The task —
Across the entries that follow, count the lines with the string "this" and reply with that count alone.

[Data records for software interfaces]
========================
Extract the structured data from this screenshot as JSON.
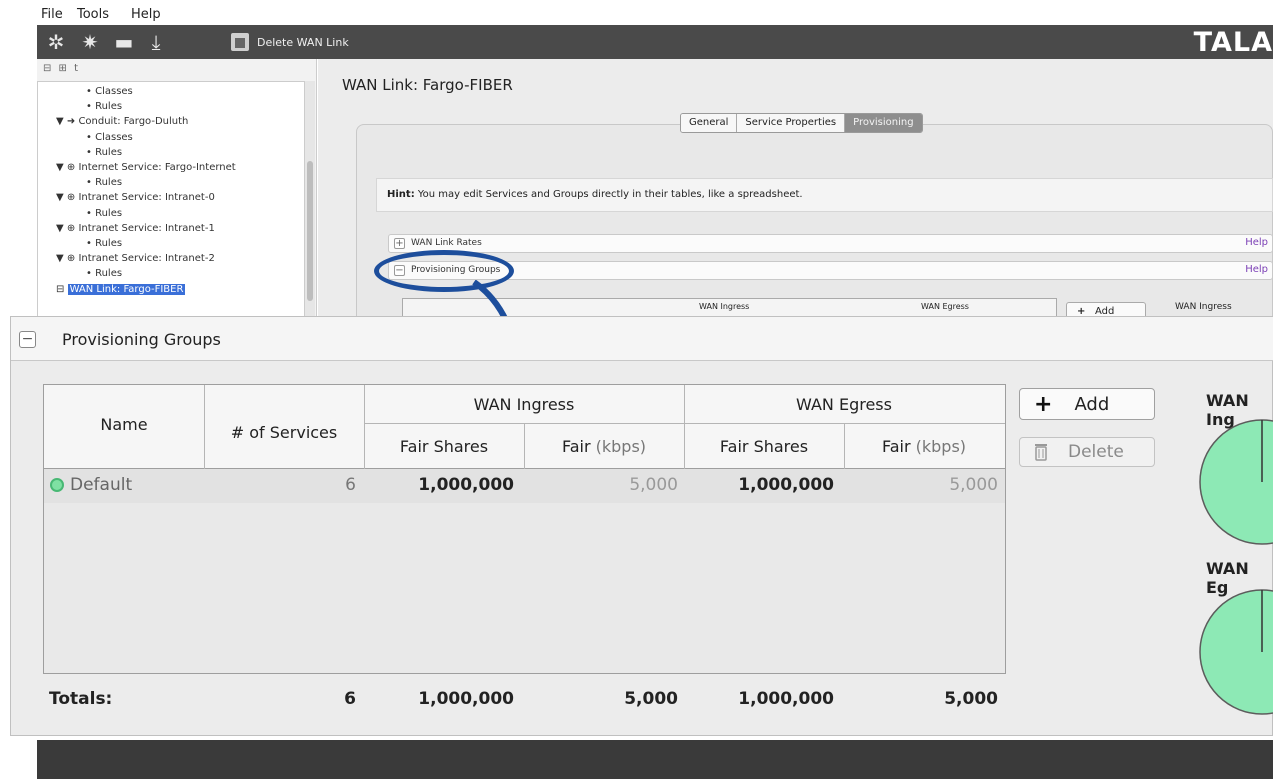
{
  "menu": {
    "file": "File",
    "tools": "Tools",
    "help": "Help"
  },
  "toolbar": {
    "icons": [
      "gear-icon",
      "gear-outline-icon",
      "folder-icon",
      "download-icon"
    ],
    "delete_label": "Delete WAN Link",
    "brand": "TALA"
  },
  "left_tools": "⊟ ⊞ t",
  "tree": [
    {
      "indent": 2,
      "prefix": "•",
      "label": "Classes"
    },
    {
      "indent": 2,
      "prefix": "•",
      "label": "Rules"
    },
    {
      "indent": 1,
      "prefix": "▼ ➜",
      "label": "Conduit: Fargo-Duluth"
    },
    {
      "indent": 2,
      "prefix": "•",
      "label": "Classes"
    },
    {
      "indent": 2,
      "prefix": "•",
      "label": "Rules"
    },
    {
      "indent": 1,
      "prefix": "▼ ⊕",
      "label": "Internet Service: Fargo-Internet"
    },
    {
      "indent": 2,
      "prefix": "•",
      "label": "Rules"
    },
    {
      "indent": 1,
      "prefix": "▼ ⊕",
      "label": "Intranet Service: Intranet-0"
    },
    {
      "indent": 2,
      "prefix": "•",
      "label": "Rules"
    },
    {
      "indent": 1,
      "prefix": "▼ ⊕",
      "label": "Intranet Service: Intranet-1"
    },
    {
      "indent": 2,
      "prefix": "•",
      "label": "Rules"
    },
    {
      "indent": 1,
      "prefix": "▼ ⊕",
      "label": "Intranet Service: Intranet-2"
    },
    {
      "indent": 2,
      "prefix": "•",
      "label": "Rules"
    },
    {
      "indent": 1,
      "prefix": "⊟",
      "label": "WAN Link: Fargo-FIBER",
      "selected": true
    }
  ],
  "wan_title": "WAN Link: Fargo-FIBER",
  "tabs": [
    {
      "label": "General",
      "active": false
    },
    {
      "label": "Service Properties",
      "active": false
    },
    {
      "label": "Provisioning",
      "active": true
    }
  ],
  "hint": {
    "bold": "Hint:",
    "text": " You may edit Services and Groups directly in their tables, like a spreadsheet."
  },
  "sections": {
    "rates": {
      "label": "WAN Link Rates",
      "help": "Help"
    },
    "groups": {
      "label": "Provisioning Groups",
      "help": "Help"
    }
  },
  "mini": {
    "ingress": "WAN Ingress",
    "egress": "WAN Egress",
    "add": "Add",
    "right_label": "WAN Ingress"
  },
  "zoom": {
    "title": "Provisioning Groups",
    "columns": {
      "name": "Name",
      "services": "# of Services",
      "ingress_group": "WAN Ingress",
      "egress_group": "WAN Egress",
      "fair_shares": "Fair Shares",
      "fair": "Fair",
      "kbps": "(kbps)"
    },
    "rows": [
      {
        "name": "Default",
        "services": "6",
        "ing_shares": "1,000,000",
        "ing_fair": "5,000",
        "eg_shares": "1,000,000",
        "eg_fair": "5,000"
      }
    ],
    "totals": {
      "label": "Totals:",
      "services": "6",
      "ing_shares": "1,000,000",
      "ing_fair": "5,000",
      "eg_shares": "1,000,000",
      "eg_fair": "5,000"
    },
    "buttons": {
      "add": "Add",
      "delete": "Delete"
    },
    "pies": {
      "ingress_label": "WAN Ing",
      "egress_label": "WAN Eg"
    }
  },
  "colors": {
    "pie": "#8de9b5",
    "status_dot": "#7fe0a3",
    "callout": "#1d4e9c",
    "help": "#7b3fb5",
    "selection": "#3a6fd8"
  }
}
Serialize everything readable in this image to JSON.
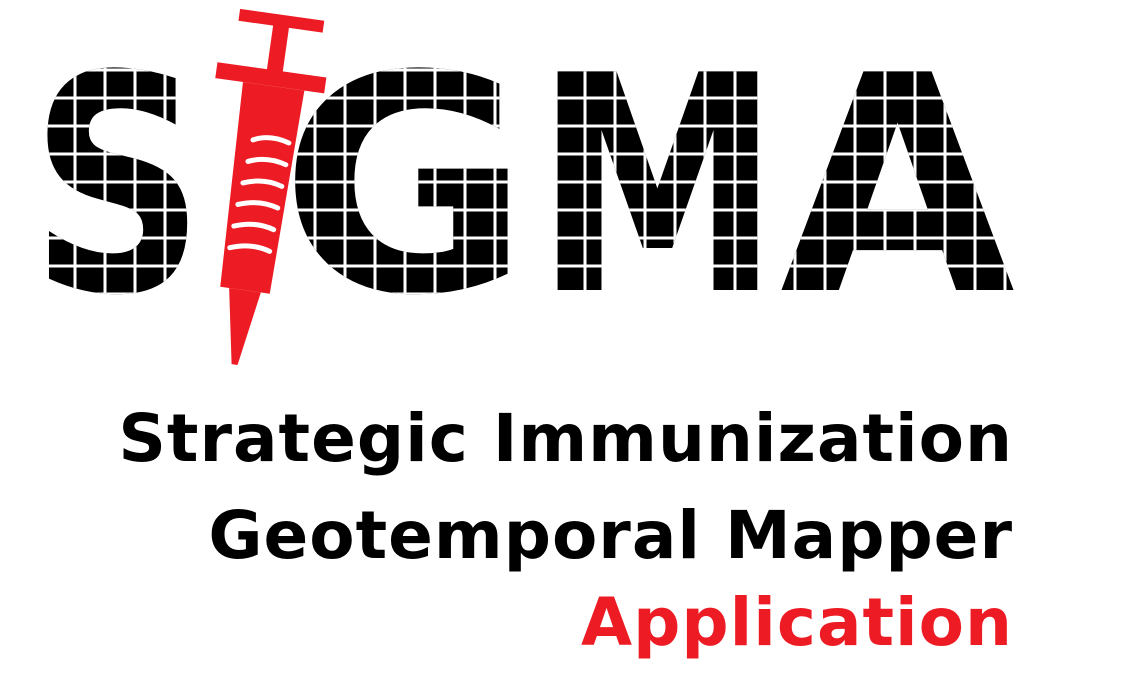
{
  "logo": {
    "wordmark": "SIGMA",
    "letters": [
      "S",
      "G",
      "M",
      "A"
    ],
    "i_replacement_icon": "syringe-icon",
    "letter_fill": "#000000",
    "grid_color": "#ffffff",
    "accent_color": "#ed1c24"
  },
  "tagline": {
    "line1": "Strategic Immunization",
    "line2": "Geotemporal Mapper",
    "line3": "Application"
  },
  "colors": {
    "text": "#000000",
    "accent": "#ed1c24",
    "background": "#ffffff"
  }
}
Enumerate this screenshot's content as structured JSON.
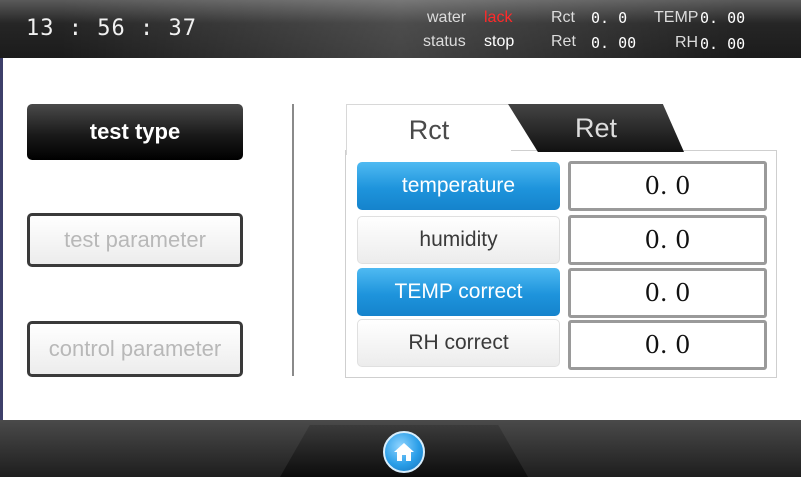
{
  "header": {
    "clock": "13 : 56 : 37",
    "water_label": "water",
    "water_value": "lack",
    "status_label": "status",
    "status_value": "stop",
    "rct_label": "Rct",
    "rct_value": "0. 0",
    "ret_label": "Ret",
    "ret_value": "0. 00",
    "temp_label": "TEMP",
    "temp_value": "0. 00",
    "rh_label": "RH",
    "rh_value": "0. 00"
  },
  "nav": {
    "test_type": "test type",
    "test_parameter": "test parameter",
    "control_parameter": "control parameter"
  },
  "tabs": {
    "rct": "Rct",
    "ret": "Ret"
  },
  "rows": [
    {
      "label": "temperature",
      "value": "0. 0"
    },
    {
      "label": "humidity",
      "value": "0. 0"
    },
    {
      "label": "TEMP correct",
      "value": "0. 0"
    },
    {
      "label": "RH correct",
      "value": "0. 0"
    }
  ],
  "footer": {
    "home_icon": "home-icon"
  },
  "colors": {
    "accent_blue": "#1e94dc",
    "alert_red": "#ff2a2a"
  }
}
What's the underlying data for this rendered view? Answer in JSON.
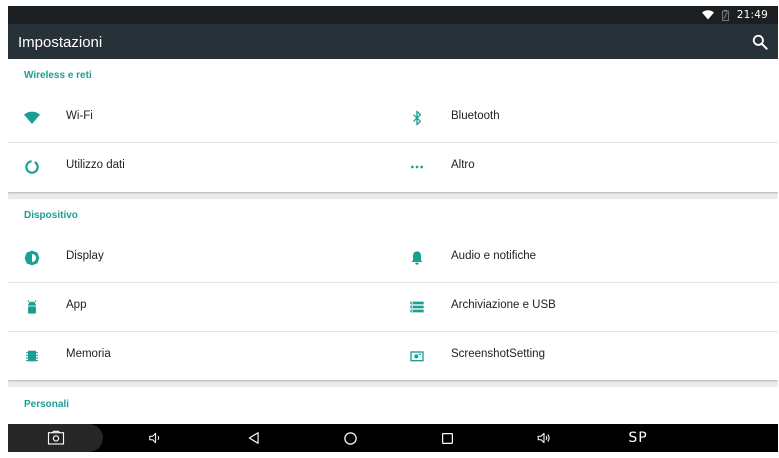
{
  "status_bar": {
    "time": "21:49",
    "wifi_icon": "wifi-icon",
    "battery_icon": "battery-icon"
  },
  "action_bar": {
    "title": "Impostazioni",
    "search_icon": "search-icon"
  },
  "accent_color": "#1a9f93",
  "categories": [
    {
      "title": "Wireless e reti",
      "items": [
        {
          "label": "Wi-Fi",
          "icon": "wifi-icon"
        },
        {
          "label": "Bluetooth",
          "icon": "bluetooth-icon"
        },
        {
          "label": "Utilizzo dati",
          "icon": "data-usage-icon"
        },
        {
          "label": "Altro",
          "icon": "more-icon"
        }
      ]
    },
    {
      "title": "Dispositivo",
      "items": [
        {
          "label": "Display",
          "icon": "brightness-icon"
        },
        {
          "label": "Audio e notifiche",
          "icon": "bell-icon"
        },
        {
          "label": "App",
          "icon": "android-icon"
        },
        {
          "label": "Archiviazione e USB",
          "icon": "storage-icon"
        },
        {
          "label": "Memoria",
          "icon": "memory-icon"
        },
        {
          "label": "ScreenshotSetting",
          "icon": "screenshot-icon"
        }
      ]
    },
    {
      "title": "Personali",
      "items": []
    }
  ],
  "nav_bar": {
    "buttons": [
      {
        "icon": "screenshot-icon"
      },
      {
        "icon": "volume-down-icon"
      },
      {
        "icon": "back-icon"
      },
      {
        "icon": "home-icon"
      },
      {
        "icon": "recents-icon"
      },
      {
        "icon": "volume-up-icon"
      }
    ],
    "sp_label": "SP"
  }
}
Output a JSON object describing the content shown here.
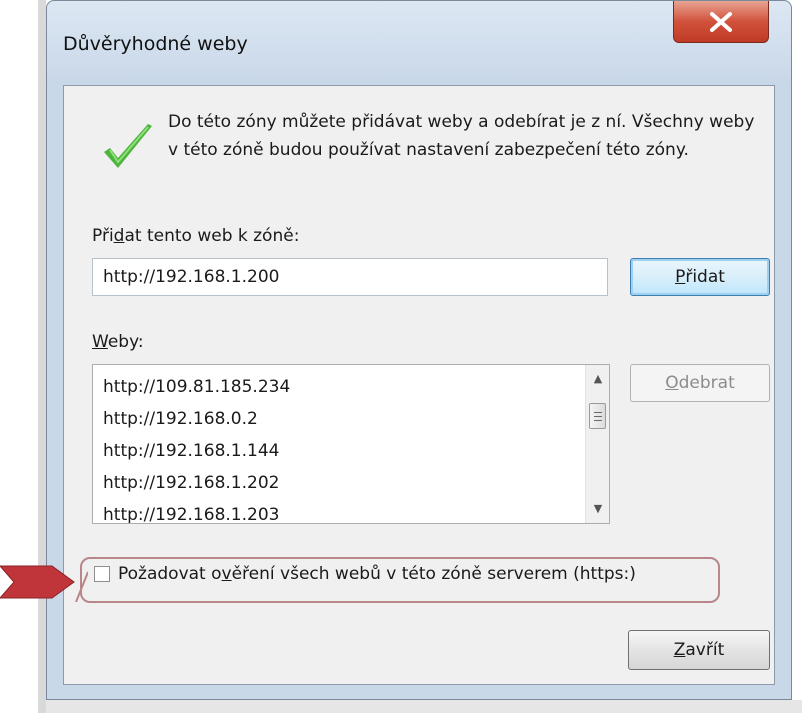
{
  "window": {
    "title": "Důvěryhodné weby"
  },
  "info": {
    "text": "Do této zóny můžete přidávat weby a odebírat je z ní. Všechny weby v této zóně budou používat nastavení zabezpečení této zóny."
  },
  "add": {
    "label_pre": "Při",
    "label_ul": "d",
    "label_post": "at tento web k zóně:",
    "input_value": "http://192.168.1.200",
    "button_ul": "P",
    "button_rest": "řidat"
  },
  "sites": {
    "label_ul": "W",
    "label_rest": "eby:",
    "items": [
      "http://109.81.185.234",
      "http://192.168.0.2",
      "http://192.168.1.144",
      "http://192.168.1.202",
      "http://192.168.1.203"
    ],
    "remove_ul": "O",
    "remove_rest": "debrat"
  },
  "https_check": {
    "label_pre": "Požadovat o",
    "label_ul": "v",
    "label_post": "ěření všech webů v této zóně serverem (https:)",
    "checked": false
  },
  "close": {
    "label_ul": "Z",
    "label_rest": "avřít"
  },
  "colors": {
    "highlight": "#b9878a",
    "arrow": "#c0353a"
  }
}
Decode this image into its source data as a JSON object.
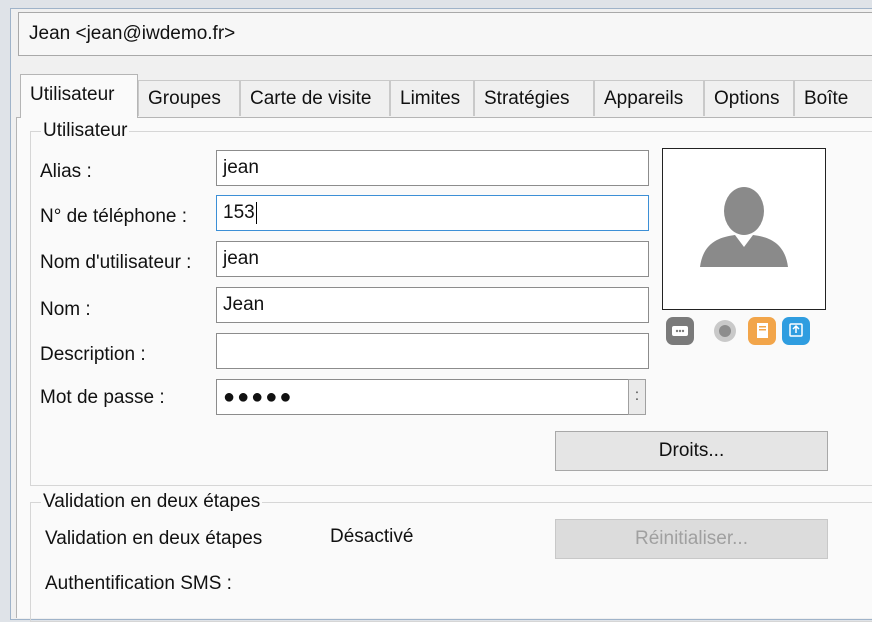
{
  "window": {
    "title": "Jean <jean@iwdemo.fr>"
  },
  "tabs": [
    {
      "label": "Utilisateur",
      "active": true
    },
    {
      "label": "Groupes"
    },
    {
      "label": "Carte de visite"
    },
    {
      "label": "Limites"
    },
    {
      "label": "Stratégies"
    },
    {
      "label": "Appareils"
    },
    {
      "label": "Options"
    },
    {
      "label": "Boîte"
    }
  ],
  "user_group": {
    "title": "Utilisateur",
    "alias_label": "Alias :",
    "alias_value": "jean",
    "phone_label": "N° de téléphone :",
    "phone_value": "153",
    "username_label": "Nom d'utilisateur :",
    "username_value": "jean",
    "name_label": "Nom :",
    "name_value": "Jean",
    "description_label": "Description :",
    "description_value": "",
    "password_label": "Mot de passe :",
    "password_value": "●●●●●",
    "password_more": ":",
    "rights_button": "Droits..."
  },
  "photo": {
    "avatar_icon": "user-silhouette-icon",
    "actions": [
      {
        "icon": "camera-icon",
        "color": "#7a7a7a"
      },
      {
        "icon": "record-icon",
        "color": "#9a9a9a"
      },
      {
        "icon": "file-icon",
        "color": "#f2a54a"
      },
      {
        "icon": "upload-icon",
        "color": "#2f9de0"
      }
    ]
  },
  "twofa_group": {
    "title": "Validation en deux étapes",
    "row_label": "Validation en deux étapes",
    "status": "Désactivé",
    "reset_button": "Réinitialiser...",
    "sms_label": "Authentification SMS :"
  },
  "colors": {
    "focus_border": "#3c8fd6",
    "avatar_grey": "#8a8a8a"
  }
}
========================
Output —
5